Like Burden, art has to do with a bodily mutilation which seems to enact the body’s mediation (by the internet, by the movies, resulting in an “inland empire”). But unlike Burden there’s no anxiety about the “versioning” of media, the production of doubles, the contagion of media. It is a body in media; that’s part of the power. It’s the positive version of The Ring.
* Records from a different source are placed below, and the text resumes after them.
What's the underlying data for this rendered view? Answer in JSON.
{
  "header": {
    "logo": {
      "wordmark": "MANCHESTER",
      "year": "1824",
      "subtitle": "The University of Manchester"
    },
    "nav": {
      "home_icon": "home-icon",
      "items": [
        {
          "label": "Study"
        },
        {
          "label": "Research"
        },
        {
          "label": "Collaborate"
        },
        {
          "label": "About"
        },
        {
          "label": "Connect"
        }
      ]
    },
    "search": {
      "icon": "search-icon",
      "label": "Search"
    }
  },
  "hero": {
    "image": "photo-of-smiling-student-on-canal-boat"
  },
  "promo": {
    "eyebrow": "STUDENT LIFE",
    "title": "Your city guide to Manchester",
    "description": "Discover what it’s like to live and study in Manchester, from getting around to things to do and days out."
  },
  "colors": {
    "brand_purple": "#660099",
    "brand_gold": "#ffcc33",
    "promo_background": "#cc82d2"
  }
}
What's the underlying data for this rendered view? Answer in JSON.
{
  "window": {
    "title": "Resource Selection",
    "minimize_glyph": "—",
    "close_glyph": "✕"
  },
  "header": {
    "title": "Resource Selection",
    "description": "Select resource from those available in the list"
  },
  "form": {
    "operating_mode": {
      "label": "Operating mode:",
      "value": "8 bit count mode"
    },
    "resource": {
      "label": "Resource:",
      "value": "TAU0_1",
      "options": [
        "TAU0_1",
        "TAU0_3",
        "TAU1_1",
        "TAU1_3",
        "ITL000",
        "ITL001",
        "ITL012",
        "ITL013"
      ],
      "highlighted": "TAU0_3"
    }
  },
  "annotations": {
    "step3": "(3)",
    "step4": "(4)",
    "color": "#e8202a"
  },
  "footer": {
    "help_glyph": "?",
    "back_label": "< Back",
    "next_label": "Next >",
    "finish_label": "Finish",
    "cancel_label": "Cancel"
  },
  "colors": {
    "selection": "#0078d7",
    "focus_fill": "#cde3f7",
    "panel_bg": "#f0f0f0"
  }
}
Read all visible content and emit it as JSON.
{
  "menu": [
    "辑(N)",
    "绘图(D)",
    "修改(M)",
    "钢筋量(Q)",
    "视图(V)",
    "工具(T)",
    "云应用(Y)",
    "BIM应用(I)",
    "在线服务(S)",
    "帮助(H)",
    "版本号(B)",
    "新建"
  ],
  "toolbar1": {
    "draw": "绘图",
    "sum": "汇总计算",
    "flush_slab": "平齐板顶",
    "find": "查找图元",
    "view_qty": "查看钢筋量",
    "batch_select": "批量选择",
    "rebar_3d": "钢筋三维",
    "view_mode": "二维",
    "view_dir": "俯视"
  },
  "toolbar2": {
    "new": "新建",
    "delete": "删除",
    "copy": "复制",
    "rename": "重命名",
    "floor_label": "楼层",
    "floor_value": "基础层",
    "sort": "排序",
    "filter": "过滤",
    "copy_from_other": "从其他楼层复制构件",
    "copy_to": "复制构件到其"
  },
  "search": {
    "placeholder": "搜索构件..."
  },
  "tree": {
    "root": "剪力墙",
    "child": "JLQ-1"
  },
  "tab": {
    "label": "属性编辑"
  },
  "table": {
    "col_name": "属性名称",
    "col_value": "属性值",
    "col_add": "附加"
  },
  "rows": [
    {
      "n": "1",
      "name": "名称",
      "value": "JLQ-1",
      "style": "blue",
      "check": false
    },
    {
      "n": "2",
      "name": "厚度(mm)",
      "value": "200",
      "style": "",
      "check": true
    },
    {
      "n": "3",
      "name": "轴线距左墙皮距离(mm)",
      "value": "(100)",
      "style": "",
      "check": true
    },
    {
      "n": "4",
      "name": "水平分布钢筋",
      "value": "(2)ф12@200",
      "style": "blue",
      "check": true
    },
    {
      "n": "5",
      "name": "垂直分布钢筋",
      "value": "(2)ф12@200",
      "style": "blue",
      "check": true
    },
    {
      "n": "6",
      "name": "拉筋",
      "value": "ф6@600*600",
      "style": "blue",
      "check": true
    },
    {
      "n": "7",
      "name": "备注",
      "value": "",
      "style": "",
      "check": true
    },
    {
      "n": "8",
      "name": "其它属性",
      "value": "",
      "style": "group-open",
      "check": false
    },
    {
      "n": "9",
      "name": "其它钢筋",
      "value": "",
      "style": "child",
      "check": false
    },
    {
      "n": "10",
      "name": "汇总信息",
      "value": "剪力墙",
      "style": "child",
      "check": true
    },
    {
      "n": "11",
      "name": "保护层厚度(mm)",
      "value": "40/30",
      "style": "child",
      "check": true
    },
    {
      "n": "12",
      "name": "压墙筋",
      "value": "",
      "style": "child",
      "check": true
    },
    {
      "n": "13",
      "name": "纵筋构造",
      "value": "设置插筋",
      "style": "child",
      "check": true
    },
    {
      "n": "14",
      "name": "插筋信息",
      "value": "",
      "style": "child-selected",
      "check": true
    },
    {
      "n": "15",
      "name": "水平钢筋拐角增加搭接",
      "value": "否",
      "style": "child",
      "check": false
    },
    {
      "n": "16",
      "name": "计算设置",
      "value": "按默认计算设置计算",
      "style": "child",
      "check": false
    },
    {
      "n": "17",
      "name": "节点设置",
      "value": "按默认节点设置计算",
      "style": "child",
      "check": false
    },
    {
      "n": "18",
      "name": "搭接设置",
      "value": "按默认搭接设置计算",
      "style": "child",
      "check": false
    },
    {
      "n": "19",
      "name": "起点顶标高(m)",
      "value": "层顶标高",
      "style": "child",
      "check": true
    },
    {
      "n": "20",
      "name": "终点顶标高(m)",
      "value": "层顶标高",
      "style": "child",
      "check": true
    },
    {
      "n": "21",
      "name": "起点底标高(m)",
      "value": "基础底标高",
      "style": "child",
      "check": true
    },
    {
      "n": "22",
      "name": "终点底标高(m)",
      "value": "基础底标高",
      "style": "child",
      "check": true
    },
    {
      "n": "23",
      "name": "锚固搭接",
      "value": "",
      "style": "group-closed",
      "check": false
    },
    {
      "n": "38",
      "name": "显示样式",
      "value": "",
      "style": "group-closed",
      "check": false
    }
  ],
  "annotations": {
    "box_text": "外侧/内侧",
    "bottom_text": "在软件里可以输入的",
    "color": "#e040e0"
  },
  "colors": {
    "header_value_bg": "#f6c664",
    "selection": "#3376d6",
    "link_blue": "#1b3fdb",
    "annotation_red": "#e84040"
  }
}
2.
Although the interview follows the format of the Lorin Stein article – a young man on the make – there are some significant differences. While the Stein article emphasized print culture, the authentic genius of writers who “matter”, and the virility of Stein (serial dater, the women come in duplicates but not Stein), the interview with Blake seems almost an inversion: young man not out partying and dating, but young man obsessed with his computer; it’s not the model of the writer who “matters” and then influences all others, but the writer as a participant of contagion, of masses, of duplication rather than influence. The writer as a pathological “sharer”:

“The novel could only come out of the mind of someone whose full-time job is to be on the Internet, another collection of words and images with no conceivable beginning or end (and definitely no answers). Mr. Butler, who earns his living as a freelancer, mostly writing about poker online, articles akin to ones such as ‘Japanese gambling and it’s future‘ in the same vein as those, etc. He has said he’s “basically been in front of the computer for 10 years.” He broadcasts himself through a variety of mediums, from his personal blog to his hilarious, often uncomfortable Twitter feed, which sometimes recalls the hazy, nightmarish sentences of his fiction (“Burped so slow & deep just now it was like vomiting into a cave full of vomit, which is what a day is”). Like Mr. Butler, his contributors have been experts at sharing and over-sharing their thoughts publicly for years, creating their own communities of followers, which helps explain HTML Giant’s quick rise since Mr. Morgan’s email less than three years ago.”

1 comment for this entry:
  1. Nick Demske

    thanks for posting, jhan.